__HOW TO COMPLETE THIS TASK__: Using the records that follow, copy every line containing the word "icon".

App and web page records:
########

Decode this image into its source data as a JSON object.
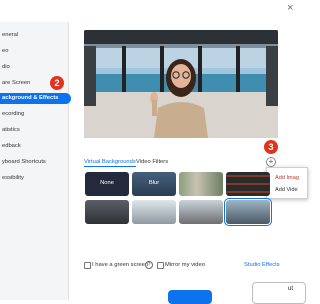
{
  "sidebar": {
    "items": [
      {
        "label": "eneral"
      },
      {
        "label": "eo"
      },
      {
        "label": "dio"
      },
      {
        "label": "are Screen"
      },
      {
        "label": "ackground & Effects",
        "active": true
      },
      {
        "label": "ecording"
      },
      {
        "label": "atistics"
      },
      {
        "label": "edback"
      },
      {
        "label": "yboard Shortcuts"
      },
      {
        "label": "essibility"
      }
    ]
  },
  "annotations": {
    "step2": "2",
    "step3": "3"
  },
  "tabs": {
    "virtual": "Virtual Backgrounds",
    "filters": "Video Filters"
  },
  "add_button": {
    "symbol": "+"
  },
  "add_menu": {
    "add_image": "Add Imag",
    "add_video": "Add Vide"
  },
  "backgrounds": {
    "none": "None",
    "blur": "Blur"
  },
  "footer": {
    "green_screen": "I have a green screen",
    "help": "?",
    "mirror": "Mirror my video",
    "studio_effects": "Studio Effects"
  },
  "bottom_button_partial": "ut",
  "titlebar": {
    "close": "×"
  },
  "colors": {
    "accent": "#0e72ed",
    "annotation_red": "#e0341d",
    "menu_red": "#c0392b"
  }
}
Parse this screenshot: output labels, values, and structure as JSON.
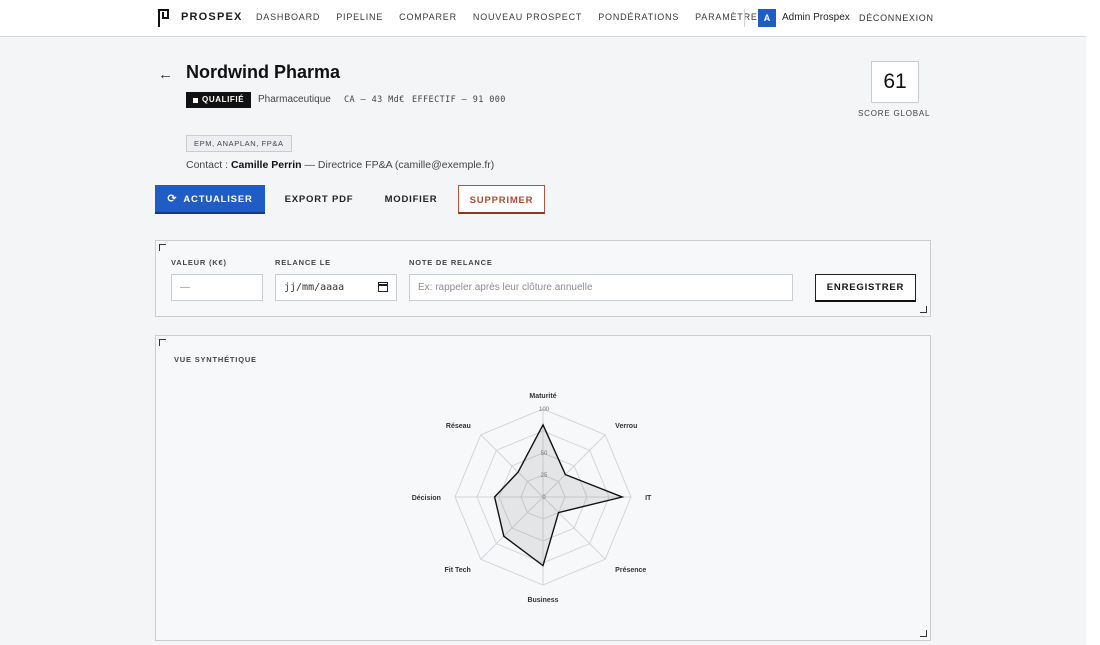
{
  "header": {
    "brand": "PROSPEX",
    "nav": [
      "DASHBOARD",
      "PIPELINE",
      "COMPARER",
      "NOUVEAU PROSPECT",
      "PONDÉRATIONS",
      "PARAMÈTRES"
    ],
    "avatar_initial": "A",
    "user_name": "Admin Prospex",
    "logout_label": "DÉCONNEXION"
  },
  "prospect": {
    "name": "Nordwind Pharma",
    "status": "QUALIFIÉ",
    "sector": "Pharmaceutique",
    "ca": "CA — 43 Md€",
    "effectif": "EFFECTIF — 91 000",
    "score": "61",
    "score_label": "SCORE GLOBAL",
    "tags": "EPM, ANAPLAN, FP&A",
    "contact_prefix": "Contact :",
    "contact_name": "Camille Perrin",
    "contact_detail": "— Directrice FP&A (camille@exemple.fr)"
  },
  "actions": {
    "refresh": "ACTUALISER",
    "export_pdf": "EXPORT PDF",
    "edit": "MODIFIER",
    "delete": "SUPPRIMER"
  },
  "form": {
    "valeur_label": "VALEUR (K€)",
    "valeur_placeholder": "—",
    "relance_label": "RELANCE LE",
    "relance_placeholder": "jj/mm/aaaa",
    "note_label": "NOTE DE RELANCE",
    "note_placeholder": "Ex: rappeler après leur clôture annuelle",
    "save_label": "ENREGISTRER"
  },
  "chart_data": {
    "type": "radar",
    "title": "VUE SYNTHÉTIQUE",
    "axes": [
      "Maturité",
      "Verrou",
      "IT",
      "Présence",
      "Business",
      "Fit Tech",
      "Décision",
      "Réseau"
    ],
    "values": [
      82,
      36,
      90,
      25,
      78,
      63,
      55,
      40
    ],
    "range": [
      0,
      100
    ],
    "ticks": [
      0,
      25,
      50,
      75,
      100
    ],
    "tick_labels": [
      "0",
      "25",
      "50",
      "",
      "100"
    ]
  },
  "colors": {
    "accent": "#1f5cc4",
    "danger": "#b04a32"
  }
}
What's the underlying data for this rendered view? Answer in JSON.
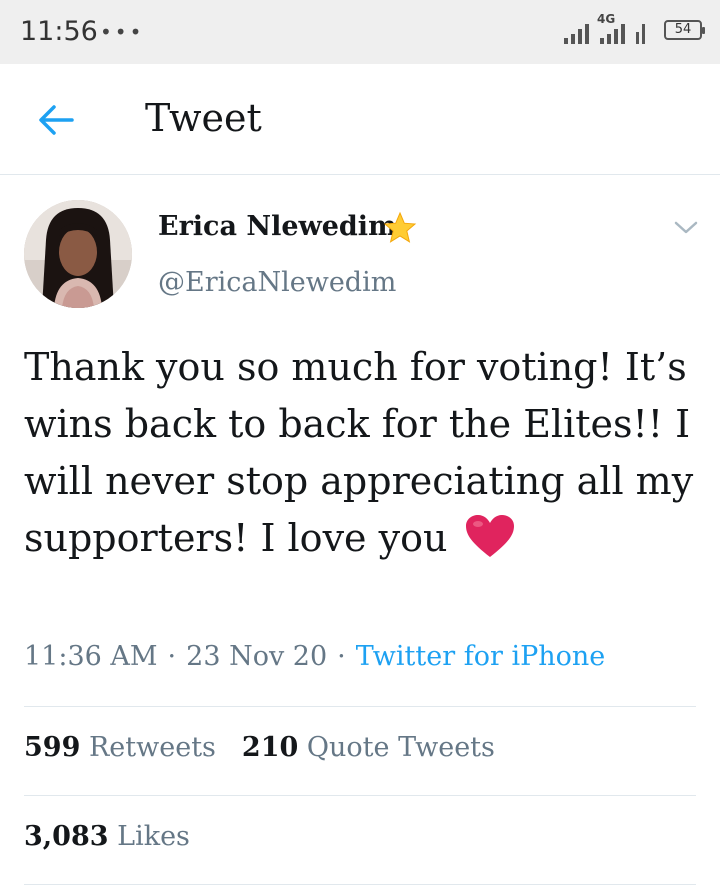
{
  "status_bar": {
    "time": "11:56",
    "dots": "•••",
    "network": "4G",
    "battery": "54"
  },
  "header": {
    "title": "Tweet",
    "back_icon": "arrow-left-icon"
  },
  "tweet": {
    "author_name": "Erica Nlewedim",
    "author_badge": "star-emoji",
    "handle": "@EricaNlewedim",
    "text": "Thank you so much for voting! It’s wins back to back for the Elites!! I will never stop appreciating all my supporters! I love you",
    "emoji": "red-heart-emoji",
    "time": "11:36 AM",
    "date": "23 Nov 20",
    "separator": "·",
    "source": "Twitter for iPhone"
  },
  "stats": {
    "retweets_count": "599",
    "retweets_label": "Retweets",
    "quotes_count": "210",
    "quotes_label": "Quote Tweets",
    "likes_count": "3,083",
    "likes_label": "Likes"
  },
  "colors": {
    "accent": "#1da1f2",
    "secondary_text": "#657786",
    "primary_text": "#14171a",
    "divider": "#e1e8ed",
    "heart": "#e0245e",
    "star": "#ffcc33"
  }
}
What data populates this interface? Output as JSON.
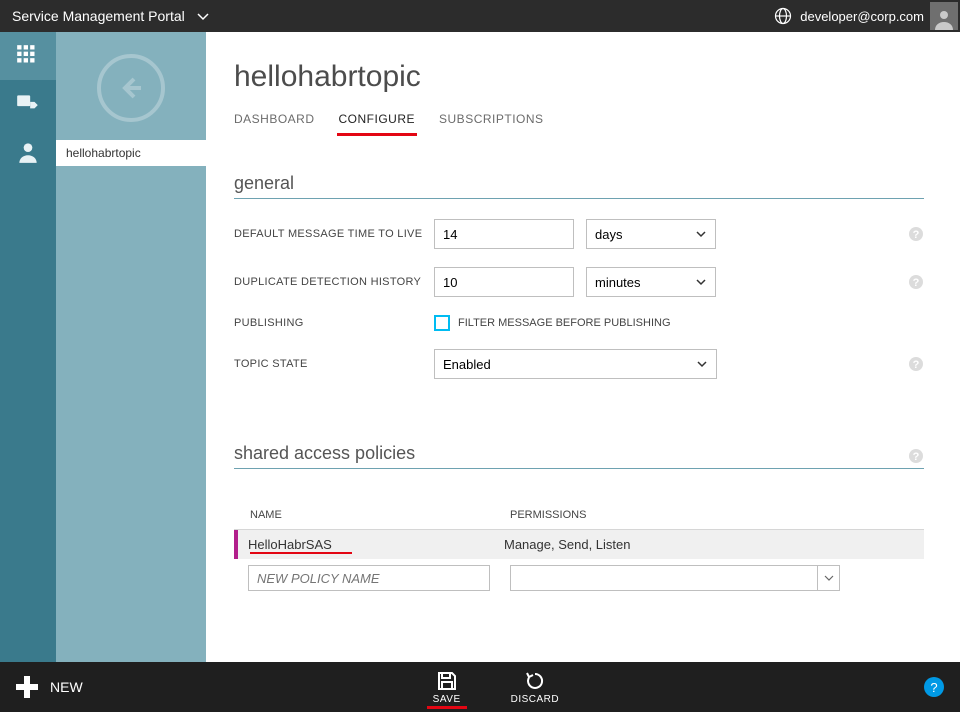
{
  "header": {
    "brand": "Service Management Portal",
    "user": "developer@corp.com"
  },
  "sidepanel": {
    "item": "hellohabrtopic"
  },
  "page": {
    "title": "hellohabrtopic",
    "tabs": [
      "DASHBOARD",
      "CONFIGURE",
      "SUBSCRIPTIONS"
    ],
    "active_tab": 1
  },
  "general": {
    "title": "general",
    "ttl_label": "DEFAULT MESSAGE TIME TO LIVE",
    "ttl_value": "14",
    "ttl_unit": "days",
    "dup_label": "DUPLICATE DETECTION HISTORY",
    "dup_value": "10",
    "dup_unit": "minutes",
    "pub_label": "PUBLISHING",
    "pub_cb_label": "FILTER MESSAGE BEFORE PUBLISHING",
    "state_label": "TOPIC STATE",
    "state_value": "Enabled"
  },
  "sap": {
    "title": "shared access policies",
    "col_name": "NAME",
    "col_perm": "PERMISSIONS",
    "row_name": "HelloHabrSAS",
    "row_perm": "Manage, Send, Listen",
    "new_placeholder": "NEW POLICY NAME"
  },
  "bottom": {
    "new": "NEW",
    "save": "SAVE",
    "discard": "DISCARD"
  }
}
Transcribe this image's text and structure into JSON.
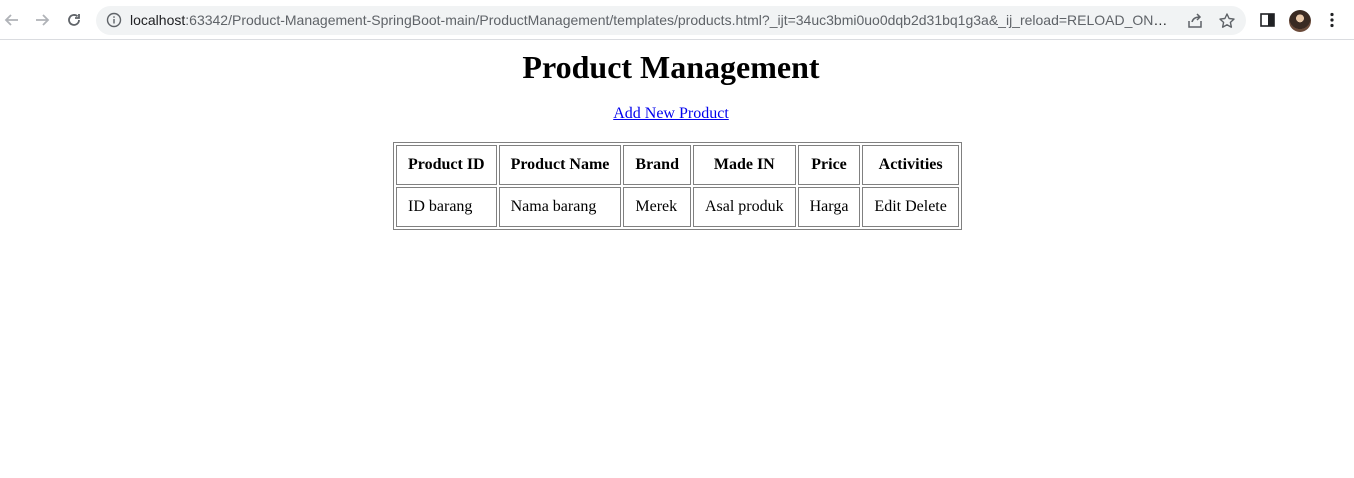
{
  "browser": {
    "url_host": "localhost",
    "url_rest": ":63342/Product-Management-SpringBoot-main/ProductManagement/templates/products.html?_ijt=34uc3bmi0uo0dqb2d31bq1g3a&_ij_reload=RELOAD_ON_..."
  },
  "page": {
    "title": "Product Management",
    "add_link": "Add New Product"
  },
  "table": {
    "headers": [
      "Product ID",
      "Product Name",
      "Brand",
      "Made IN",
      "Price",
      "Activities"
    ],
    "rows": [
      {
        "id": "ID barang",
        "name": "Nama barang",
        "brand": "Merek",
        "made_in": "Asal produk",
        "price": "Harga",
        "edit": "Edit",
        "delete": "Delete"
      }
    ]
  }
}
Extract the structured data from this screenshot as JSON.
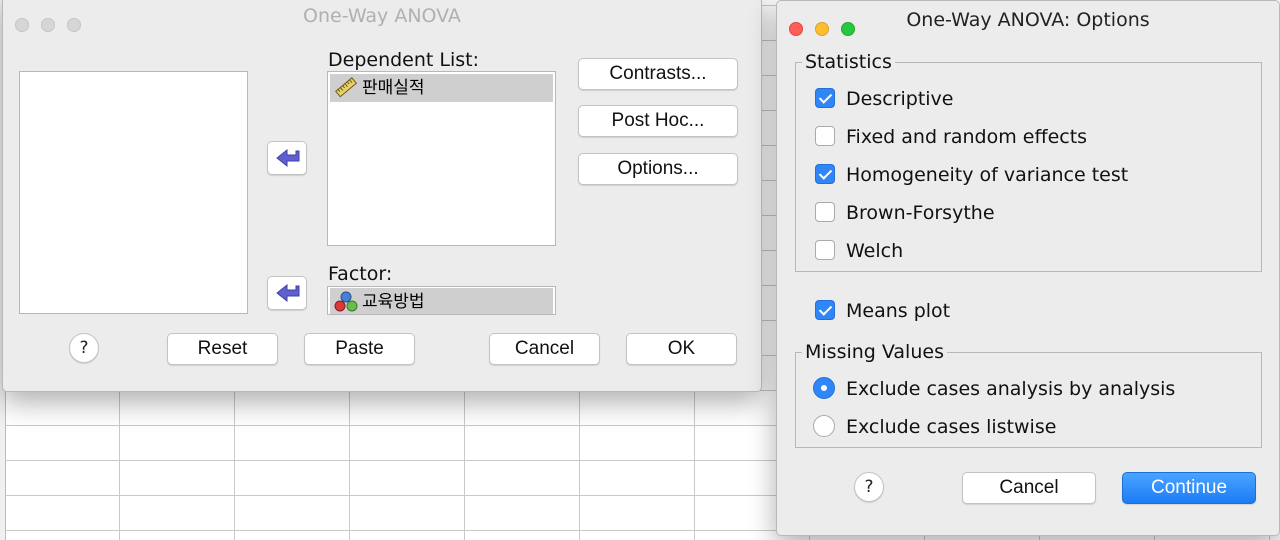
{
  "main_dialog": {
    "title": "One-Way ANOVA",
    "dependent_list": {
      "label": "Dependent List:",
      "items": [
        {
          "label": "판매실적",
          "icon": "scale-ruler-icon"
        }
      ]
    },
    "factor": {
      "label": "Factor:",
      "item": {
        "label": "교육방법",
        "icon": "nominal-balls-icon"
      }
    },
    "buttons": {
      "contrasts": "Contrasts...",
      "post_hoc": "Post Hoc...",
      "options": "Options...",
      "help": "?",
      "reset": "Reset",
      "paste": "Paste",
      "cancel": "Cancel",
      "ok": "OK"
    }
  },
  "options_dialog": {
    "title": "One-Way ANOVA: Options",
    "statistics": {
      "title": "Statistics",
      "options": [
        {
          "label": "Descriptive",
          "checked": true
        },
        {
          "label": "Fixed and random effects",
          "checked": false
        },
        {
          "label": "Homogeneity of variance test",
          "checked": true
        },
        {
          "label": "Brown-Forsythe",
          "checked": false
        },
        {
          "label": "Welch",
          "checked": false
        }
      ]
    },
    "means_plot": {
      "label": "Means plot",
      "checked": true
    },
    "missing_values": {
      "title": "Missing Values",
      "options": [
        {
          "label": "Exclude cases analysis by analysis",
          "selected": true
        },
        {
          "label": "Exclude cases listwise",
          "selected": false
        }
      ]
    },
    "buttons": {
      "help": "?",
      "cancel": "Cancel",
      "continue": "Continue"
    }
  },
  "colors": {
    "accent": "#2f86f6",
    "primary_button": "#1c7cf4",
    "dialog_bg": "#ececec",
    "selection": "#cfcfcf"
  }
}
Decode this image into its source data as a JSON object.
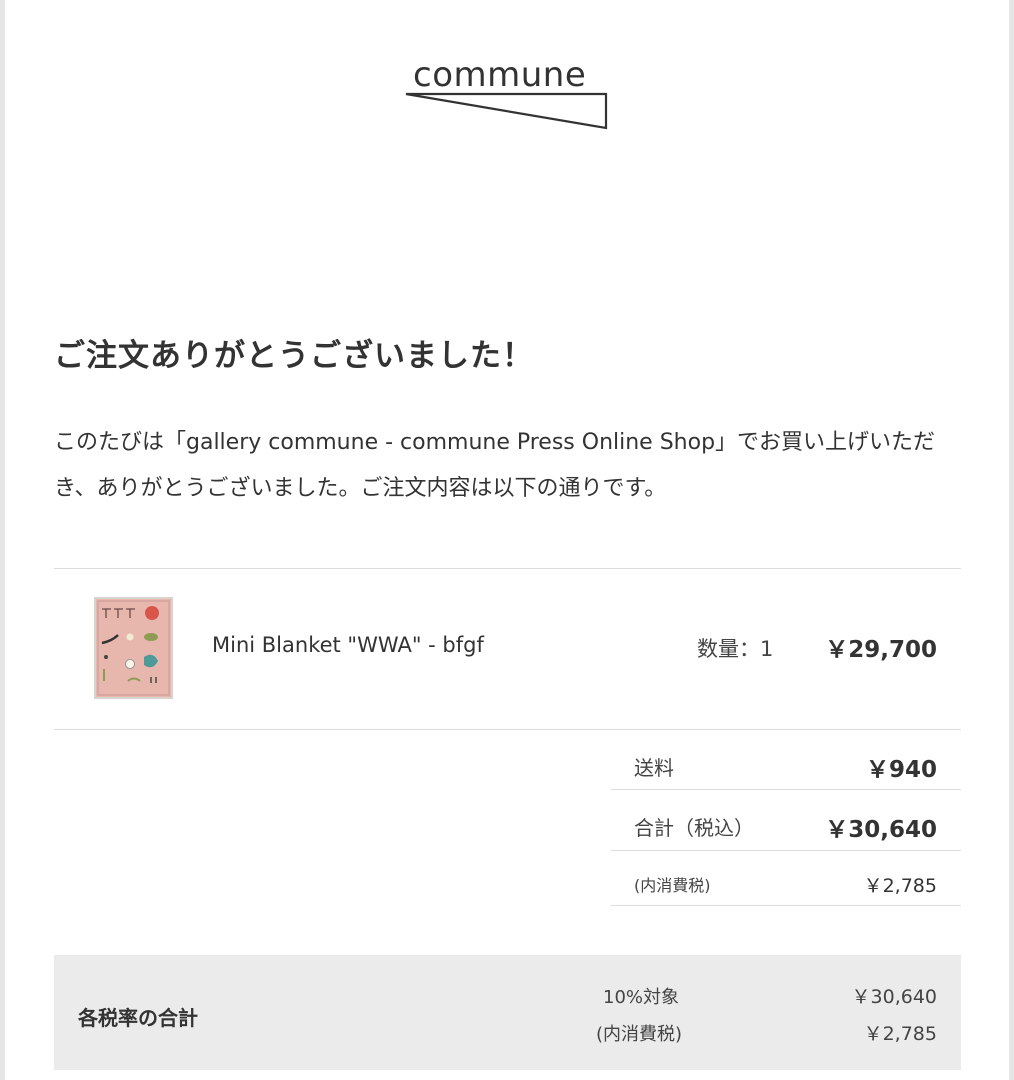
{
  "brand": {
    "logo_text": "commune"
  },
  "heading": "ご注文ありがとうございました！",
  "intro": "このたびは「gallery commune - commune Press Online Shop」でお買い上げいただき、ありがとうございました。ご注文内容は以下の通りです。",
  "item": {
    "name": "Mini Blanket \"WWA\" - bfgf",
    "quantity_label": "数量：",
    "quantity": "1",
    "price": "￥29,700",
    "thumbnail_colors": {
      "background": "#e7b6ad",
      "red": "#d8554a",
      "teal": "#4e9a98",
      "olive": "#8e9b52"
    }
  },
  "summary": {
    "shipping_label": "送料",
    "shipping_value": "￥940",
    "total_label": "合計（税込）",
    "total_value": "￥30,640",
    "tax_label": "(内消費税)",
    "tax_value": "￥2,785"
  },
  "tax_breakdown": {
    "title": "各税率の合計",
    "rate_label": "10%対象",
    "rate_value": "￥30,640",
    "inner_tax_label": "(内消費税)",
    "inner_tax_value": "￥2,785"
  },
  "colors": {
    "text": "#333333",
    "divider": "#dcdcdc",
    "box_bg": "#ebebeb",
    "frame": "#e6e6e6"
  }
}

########

__WRITTEN ANSWER__:
    "back_icon": "arrow-left-icon"
          "icon": "scale-ruler-icon"
        "icon": "nominal-balls-icon"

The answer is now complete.